> What is needed
Check each line of the listing for the word "artist" and report how many lines contain it, giving nothing but the number.

> The records
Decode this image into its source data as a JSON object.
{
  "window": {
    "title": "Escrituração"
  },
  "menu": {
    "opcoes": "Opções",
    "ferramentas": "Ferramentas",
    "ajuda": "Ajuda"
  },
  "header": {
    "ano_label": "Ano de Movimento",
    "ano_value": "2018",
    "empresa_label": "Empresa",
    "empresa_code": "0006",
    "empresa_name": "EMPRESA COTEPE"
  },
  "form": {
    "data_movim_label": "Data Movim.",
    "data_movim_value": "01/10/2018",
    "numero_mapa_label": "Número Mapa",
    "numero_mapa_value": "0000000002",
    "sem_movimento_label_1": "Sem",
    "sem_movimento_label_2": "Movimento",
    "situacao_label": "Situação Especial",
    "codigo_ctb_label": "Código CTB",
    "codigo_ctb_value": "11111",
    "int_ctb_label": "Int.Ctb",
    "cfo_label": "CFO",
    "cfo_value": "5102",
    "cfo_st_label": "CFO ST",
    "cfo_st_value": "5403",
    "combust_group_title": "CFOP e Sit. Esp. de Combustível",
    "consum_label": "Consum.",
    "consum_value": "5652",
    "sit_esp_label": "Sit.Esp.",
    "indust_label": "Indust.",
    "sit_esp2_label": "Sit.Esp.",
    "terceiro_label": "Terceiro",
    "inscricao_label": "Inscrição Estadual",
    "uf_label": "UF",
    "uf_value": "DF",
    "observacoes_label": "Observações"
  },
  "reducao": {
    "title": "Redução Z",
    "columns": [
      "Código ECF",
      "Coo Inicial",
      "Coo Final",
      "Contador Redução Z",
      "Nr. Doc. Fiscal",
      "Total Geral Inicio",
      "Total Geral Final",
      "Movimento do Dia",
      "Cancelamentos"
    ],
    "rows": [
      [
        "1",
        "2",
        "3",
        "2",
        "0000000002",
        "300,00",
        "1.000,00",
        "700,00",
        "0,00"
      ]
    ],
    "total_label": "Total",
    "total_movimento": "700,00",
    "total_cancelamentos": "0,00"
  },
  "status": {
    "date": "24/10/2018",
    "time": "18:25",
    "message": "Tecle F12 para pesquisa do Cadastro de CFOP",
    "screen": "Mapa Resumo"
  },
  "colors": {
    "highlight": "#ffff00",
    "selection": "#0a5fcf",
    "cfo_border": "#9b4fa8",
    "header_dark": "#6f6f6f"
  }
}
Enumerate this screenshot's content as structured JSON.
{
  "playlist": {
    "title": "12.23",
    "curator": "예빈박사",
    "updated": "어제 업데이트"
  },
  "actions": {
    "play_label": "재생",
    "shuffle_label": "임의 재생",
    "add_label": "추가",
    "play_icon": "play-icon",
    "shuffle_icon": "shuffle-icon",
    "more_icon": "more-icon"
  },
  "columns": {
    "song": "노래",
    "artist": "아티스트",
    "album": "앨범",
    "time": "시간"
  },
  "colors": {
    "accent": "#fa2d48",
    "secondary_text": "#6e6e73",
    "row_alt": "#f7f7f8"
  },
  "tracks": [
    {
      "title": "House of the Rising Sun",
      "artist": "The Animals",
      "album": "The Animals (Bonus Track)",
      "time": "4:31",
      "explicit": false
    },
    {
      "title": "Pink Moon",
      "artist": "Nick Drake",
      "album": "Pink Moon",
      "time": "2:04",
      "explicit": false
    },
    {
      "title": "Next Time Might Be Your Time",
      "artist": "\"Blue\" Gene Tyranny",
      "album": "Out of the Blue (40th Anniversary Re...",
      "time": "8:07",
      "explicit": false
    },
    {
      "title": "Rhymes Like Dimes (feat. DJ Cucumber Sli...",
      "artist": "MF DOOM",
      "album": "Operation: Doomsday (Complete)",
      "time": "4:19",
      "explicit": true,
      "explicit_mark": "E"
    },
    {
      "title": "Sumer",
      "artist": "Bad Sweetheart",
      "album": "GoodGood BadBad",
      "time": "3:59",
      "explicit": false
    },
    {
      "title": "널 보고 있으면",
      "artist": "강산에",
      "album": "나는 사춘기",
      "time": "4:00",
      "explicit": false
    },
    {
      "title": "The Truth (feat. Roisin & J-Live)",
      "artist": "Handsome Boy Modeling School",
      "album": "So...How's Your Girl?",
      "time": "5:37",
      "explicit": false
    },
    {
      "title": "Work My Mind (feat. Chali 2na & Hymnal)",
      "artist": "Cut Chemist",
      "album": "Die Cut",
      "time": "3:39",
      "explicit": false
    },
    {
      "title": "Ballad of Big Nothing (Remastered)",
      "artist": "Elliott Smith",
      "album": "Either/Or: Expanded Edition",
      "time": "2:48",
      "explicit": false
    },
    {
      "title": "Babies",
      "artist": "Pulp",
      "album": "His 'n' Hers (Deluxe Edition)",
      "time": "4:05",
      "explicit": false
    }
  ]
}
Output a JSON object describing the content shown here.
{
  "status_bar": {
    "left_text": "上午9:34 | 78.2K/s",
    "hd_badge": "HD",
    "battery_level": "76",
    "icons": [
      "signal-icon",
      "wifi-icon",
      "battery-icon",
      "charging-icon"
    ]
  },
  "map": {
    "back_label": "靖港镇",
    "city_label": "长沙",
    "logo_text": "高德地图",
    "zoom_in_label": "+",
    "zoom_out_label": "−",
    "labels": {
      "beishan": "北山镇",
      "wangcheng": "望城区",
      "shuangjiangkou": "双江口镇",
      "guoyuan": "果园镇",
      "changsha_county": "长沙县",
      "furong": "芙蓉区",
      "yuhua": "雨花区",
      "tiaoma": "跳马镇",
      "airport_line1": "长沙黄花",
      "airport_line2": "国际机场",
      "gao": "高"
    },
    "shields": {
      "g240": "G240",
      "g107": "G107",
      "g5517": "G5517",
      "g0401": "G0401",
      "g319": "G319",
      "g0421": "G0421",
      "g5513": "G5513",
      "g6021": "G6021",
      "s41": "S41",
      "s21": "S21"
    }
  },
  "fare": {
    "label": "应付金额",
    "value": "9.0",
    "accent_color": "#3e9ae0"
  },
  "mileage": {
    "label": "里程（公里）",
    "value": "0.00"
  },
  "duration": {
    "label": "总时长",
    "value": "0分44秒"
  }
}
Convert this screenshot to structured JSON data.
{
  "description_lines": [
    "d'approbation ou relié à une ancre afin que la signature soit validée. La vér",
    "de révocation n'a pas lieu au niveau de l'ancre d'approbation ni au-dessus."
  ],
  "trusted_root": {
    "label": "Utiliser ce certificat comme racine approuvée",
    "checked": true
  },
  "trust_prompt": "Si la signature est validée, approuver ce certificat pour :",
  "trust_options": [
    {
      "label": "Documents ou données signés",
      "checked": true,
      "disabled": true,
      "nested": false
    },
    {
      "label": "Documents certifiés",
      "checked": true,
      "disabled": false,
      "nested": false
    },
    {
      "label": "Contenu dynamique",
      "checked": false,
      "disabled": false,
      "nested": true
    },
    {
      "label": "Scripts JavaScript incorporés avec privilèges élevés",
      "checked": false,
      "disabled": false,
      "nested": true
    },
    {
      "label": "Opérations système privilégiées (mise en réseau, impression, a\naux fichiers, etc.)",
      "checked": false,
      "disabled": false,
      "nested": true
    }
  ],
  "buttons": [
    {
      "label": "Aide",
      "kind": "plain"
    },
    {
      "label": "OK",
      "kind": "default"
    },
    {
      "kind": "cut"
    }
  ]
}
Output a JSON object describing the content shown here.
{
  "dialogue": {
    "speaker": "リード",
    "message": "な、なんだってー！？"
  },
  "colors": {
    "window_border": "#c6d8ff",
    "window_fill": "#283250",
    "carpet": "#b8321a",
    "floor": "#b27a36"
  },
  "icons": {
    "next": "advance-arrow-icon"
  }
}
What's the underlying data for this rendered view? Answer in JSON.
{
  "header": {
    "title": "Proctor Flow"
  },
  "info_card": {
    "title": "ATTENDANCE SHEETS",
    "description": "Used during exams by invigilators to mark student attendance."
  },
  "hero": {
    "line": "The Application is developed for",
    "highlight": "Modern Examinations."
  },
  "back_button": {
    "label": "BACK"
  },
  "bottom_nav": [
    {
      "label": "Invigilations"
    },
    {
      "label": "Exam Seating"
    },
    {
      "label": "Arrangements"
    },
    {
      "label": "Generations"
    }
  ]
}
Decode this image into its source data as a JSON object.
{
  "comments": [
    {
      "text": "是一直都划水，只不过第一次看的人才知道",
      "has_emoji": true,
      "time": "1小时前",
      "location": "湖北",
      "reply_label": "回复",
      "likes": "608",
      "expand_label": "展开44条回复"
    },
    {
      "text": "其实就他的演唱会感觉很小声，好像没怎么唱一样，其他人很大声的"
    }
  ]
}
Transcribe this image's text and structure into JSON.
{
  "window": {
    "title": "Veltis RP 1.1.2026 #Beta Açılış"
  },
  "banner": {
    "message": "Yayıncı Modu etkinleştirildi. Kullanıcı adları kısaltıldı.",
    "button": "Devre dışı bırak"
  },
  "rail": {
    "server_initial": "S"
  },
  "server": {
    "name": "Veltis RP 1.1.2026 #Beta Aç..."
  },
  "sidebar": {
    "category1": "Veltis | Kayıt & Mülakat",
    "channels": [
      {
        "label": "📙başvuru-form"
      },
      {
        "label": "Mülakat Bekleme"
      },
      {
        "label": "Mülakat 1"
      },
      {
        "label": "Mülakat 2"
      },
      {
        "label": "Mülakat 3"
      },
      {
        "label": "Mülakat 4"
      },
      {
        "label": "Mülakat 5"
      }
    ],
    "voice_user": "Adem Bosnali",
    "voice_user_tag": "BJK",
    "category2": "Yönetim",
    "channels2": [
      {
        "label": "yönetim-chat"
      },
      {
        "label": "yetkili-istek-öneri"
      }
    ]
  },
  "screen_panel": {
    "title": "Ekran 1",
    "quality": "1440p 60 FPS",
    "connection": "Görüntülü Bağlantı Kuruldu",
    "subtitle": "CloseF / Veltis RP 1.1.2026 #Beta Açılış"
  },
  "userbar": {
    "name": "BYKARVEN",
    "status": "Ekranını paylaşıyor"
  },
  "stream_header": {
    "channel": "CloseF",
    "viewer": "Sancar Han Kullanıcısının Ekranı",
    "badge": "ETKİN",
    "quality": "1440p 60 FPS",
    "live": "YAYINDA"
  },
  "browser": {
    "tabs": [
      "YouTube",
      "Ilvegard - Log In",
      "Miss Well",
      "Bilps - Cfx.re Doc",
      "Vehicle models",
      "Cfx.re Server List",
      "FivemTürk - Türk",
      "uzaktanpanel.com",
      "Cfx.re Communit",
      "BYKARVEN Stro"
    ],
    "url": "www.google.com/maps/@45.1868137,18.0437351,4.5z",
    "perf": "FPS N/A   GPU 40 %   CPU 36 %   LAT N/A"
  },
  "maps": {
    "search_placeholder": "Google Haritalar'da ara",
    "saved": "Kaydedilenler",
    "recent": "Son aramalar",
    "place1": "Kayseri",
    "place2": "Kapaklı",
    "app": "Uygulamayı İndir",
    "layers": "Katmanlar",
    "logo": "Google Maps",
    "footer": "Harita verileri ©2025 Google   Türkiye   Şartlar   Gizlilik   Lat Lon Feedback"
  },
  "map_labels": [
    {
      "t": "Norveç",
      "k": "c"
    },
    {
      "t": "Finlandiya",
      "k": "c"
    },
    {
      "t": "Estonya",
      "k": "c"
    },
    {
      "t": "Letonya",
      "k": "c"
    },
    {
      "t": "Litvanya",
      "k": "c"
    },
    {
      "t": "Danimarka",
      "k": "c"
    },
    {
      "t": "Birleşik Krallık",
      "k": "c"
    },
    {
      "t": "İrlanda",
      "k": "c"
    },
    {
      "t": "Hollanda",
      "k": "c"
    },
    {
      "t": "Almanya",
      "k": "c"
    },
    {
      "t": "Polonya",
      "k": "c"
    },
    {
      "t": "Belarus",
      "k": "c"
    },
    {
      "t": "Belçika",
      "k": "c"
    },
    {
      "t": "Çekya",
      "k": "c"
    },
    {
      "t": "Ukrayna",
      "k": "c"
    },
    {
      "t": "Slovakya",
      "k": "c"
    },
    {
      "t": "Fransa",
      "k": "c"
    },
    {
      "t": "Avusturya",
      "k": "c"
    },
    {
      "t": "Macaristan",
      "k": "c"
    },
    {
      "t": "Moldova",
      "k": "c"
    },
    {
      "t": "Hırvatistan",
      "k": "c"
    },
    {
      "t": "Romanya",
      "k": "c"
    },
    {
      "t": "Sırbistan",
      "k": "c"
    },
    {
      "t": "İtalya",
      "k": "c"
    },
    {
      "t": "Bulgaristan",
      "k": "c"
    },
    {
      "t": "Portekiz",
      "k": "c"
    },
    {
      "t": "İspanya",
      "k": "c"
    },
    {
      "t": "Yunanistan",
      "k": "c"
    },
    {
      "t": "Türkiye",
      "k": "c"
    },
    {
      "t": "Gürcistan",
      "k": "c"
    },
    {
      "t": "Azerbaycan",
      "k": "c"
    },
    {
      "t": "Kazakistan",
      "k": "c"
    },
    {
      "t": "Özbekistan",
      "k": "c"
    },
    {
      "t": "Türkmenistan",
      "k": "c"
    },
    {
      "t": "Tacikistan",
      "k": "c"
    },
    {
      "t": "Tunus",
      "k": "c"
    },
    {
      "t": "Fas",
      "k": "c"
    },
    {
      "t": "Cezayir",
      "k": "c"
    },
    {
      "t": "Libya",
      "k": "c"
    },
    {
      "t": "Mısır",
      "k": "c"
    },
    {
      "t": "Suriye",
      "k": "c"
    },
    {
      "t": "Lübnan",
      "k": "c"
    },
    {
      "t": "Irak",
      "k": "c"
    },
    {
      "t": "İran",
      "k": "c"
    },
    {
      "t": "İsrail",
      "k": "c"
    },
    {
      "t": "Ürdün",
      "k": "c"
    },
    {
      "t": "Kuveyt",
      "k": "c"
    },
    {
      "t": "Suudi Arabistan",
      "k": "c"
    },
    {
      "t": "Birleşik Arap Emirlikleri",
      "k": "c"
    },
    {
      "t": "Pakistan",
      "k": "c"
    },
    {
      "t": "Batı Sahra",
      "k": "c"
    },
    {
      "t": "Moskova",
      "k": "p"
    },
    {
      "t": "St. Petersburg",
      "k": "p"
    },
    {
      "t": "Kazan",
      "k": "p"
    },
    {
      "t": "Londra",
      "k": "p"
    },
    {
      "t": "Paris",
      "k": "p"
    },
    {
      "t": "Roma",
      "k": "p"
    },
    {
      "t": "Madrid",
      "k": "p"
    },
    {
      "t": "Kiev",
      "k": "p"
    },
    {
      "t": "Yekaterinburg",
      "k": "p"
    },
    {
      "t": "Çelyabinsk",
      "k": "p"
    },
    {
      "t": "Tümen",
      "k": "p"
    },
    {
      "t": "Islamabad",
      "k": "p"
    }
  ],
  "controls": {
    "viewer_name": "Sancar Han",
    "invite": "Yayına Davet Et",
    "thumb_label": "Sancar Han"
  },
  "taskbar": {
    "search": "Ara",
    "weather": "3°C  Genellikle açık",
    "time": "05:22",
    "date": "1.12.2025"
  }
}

> Written solution
11